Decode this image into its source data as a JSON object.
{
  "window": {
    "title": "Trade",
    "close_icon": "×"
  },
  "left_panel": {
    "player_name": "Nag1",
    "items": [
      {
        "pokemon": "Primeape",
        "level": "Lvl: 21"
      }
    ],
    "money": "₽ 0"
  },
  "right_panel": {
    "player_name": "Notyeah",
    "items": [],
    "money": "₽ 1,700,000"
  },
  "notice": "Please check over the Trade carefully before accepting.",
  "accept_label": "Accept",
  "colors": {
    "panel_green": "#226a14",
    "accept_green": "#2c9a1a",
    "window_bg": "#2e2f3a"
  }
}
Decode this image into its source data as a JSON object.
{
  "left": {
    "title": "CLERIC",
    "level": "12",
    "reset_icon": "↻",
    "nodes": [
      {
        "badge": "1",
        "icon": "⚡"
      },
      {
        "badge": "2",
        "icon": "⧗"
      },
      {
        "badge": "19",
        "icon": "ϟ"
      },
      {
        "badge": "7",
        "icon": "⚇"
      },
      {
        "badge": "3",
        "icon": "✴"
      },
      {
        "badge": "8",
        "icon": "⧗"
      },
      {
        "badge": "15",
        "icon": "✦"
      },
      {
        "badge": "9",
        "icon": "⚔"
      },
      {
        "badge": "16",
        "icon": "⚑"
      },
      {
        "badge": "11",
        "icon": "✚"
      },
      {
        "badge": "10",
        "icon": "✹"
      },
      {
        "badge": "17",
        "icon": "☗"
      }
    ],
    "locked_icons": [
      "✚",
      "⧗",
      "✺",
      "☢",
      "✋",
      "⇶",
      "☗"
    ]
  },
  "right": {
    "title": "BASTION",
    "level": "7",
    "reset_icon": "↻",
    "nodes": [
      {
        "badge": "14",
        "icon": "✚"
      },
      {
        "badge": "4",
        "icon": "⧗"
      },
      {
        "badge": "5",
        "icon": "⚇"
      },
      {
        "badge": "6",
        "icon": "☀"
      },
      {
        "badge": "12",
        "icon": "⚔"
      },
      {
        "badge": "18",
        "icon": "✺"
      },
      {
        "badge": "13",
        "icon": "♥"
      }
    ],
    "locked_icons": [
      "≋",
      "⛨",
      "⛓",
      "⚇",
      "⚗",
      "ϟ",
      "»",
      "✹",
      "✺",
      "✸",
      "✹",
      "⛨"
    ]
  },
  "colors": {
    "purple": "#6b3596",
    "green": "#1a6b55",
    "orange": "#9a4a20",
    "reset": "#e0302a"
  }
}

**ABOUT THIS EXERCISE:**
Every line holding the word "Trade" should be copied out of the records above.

**RESULT BELOW:**
    "title": "Trade",
  "notice": "Please check over the Trade carefully before accepting.",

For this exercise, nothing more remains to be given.